Copy out, from the entries below, each line that holds the string "kind".
^^^^^^^^
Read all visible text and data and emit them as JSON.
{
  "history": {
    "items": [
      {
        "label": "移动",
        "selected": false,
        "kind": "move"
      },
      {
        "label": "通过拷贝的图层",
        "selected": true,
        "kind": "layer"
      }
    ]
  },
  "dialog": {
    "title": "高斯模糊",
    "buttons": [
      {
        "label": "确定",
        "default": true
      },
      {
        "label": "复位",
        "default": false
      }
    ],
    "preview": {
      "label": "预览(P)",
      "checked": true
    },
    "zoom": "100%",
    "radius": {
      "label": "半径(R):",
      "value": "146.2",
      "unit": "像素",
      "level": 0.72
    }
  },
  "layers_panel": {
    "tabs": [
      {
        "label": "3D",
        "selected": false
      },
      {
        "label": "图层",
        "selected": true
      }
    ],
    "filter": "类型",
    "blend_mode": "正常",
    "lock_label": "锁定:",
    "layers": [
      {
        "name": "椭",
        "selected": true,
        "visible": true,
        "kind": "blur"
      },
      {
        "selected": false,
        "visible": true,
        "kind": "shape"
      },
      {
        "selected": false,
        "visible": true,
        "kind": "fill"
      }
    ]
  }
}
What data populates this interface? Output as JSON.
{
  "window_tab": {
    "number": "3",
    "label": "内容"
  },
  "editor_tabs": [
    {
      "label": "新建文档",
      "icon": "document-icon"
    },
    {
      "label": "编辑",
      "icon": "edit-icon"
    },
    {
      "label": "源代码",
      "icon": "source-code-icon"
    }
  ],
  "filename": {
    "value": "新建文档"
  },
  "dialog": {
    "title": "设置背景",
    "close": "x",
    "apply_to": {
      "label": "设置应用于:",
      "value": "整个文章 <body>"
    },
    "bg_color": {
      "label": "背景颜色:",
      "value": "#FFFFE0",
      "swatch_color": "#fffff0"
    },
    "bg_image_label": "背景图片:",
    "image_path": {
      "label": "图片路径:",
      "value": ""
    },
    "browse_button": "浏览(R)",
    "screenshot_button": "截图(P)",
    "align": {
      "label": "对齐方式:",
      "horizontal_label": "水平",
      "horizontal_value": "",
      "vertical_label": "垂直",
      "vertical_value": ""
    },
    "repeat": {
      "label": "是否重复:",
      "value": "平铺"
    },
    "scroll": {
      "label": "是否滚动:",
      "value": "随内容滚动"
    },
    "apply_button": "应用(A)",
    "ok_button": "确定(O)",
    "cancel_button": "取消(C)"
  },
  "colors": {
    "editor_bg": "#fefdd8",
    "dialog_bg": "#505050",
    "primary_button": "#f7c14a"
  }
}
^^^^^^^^
• [RESPONSE BOX]
        "kind": "move"
        "kind": "layer"
        "kind": "blur"
        "kind": "shape"
        "kind": "fill"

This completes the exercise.